What you are asked to do
For the word "background", state how many lines below contain it. Give no other text.

(Data records for software interfaces)
---

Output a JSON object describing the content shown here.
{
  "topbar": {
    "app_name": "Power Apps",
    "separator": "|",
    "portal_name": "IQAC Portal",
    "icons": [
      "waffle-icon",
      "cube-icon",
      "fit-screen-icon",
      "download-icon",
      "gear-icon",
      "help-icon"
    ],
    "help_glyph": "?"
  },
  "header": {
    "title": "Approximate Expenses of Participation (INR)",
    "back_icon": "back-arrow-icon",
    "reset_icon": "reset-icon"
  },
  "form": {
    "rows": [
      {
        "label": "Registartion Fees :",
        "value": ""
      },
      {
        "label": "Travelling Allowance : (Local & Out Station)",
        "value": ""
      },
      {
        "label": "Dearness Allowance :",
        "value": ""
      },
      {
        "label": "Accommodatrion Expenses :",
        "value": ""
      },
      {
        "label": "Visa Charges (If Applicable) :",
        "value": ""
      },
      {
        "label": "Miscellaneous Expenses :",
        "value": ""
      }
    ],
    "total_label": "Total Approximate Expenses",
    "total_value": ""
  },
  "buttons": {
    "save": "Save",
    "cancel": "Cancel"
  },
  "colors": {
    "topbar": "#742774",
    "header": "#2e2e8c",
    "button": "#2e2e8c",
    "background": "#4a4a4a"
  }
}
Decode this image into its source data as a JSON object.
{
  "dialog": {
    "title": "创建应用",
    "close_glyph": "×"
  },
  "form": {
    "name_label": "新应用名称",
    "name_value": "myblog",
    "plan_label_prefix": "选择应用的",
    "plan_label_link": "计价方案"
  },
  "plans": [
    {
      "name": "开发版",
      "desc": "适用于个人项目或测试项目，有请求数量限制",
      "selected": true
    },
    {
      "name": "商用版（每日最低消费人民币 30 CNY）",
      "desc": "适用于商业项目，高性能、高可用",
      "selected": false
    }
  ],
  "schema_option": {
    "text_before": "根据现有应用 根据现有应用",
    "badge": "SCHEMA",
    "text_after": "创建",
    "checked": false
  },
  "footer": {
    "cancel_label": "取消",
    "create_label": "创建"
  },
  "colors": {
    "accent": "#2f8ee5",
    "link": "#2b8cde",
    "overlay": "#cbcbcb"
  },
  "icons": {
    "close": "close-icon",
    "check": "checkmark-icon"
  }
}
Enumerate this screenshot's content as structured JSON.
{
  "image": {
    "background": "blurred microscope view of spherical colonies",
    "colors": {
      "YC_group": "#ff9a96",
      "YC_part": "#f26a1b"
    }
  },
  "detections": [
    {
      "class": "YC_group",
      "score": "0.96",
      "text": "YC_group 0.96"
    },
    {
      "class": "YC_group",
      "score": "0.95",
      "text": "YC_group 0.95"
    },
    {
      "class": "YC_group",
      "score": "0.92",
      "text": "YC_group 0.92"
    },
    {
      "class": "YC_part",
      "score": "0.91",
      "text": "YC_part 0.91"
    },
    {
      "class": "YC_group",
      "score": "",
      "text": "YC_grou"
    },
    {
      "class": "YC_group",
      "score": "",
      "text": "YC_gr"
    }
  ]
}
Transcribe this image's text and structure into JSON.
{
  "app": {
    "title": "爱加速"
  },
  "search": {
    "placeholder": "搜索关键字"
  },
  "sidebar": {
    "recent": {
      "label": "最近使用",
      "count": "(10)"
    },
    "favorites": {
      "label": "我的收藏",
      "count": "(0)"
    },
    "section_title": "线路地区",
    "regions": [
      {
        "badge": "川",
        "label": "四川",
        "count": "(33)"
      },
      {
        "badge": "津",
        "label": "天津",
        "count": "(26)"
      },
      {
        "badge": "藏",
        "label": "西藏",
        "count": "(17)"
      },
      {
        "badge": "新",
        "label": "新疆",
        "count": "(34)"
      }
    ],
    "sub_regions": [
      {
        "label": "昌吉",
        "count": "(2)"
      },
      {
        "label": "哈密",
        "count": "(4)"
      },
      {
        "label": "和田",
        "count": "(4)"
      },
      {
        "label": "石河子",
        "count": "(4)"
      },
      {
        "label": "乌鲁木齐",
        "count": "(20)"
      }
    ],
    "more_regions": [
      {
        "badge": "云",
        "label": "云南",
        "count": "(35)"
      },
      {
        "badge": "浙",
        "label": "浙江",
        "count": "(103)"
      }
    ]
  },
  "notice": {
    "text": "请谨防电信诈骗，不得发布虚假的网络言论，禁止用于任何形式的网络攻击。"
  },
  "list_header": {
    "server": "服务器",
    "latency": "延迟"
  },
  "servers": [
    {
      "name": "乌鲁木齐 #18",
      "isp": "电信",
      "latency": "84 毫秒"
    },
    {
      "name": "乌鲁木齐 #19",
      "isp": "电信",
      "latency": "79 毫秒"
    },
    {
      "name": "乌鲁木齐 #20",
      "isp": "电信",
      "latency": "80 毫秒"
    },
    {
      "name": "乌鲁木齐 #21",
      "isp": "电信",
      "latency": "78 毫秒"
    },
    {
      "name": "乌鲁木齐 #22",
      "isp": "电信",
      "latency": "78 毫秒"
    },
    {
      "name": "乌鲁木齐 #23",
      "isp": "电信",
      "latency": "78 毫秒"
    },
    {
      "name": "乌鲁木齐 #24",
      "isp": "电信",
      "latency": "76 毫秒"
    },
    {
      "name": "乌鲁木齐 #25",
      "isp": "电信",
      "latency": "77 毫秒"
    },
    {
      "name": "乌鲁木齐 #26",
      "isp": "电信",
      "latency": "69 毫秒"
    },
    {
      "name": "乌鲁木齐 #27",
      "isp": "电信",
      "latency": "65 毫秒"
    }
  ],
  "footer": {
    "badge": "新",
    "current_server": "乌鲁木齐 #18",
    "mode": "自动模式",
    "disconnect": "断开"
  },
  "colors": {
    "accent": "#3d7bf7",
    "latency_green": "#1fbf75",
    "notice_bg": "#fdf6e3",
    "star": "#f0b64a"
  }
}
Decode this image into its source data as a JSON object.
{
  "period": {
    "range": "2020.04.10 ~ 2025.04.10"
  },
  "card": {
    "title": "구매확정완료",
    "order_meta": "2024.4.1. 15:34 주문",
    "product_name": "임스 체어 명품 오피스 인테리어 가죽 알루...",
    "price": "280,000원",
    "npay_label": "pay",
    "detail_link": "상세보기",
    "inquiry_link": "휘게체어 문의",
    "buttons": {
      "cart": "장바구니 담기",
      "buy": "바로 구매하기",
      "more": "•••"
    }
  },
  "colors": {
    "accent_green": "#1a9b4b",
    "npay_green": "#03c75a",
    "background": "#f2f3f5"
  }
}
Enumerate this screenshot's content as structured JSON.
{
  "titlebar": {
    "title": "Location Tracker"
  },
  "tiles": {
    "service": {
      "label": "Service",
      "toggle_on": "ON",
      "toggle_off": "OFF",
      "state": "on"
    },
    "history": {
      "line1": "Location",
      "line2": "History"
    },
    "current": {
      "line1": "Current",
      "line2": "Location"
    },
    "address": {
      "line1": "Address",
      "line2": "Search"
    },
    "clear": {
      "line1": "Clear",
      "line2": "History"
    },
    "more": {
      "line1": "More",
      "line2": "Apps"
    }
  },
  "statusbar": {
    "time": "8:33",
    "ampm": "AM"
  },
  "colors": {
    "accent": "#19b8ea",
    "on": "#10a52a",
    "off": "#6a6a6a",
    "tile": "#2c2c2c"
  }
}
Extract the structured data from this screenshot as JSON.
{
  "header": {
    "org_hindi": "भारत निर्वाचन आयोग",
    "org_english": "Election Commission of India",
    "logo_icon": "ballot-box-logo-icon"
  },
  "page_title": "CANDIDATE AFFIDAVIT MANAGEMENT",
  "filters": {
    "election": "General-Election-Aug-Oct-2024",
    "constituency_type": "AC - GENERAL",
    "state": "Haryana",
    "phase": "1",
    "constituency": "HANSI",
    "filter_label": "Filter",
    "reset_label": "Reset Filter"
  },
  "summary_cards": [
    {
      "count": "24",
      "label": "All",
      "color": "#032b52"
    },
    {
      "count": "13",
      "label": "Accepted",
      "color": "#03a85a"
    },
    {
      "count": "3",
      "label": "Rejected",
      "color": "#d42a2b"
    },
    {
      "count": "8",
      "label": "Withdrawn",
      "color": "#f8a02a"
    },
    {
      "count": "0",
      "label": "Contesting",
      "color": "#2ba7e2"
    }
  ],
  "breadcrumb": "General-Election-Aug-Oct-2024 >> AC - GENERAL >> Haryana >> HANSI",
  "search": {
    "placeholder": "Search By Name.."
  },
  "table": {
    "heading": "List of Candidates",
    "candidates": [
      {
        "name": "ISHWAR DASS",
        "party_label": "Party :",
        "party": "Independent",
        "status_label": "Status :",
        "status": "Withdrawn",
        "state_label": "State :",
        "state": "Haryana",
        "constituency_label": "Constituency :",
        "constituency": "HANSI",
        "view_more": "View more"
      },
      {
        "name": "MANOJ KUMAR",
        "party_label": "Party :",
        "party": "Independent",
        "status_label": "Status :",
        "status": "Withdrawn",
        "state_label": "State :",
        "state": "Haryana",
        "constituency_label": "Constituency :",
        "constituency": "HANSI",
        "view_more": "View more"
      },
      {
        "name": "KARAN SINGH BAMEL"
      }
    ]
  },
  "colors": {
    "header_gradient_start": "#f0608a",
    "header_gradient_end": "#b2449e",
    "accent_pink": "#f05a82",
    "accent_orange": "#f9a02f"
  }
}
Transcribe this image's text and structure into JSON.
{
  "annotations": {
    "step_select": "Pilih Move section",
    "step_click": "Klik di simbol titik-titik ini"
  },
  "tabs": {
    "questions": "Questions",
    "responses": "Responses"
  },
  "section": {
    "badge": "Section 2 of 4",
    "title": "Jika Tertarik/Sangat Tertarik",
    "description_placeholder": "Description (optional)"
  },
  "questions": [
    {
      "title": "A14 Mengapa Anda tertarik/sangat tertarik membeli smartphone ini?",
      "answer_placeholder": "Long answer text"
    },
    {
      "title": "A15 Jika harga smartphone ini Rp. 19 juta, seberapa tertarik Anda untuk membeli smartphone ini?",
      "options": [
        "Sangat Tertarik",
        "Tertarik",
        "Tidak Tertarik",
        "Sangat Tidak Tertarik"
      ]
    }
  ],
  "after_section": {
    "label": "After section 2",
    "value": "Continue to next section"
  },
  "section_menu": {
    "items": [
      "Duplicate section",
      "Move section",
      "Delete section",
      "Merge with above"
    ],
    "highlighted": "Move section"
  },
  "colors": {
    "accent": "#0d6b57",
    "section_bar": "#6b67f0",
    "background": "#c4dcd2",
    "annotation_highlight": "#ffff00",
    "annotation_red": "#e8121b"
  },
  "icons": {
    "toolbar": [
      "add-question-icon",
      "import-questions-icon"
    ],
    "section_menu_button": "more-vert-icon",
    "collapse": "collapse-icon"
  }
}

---

Answer
4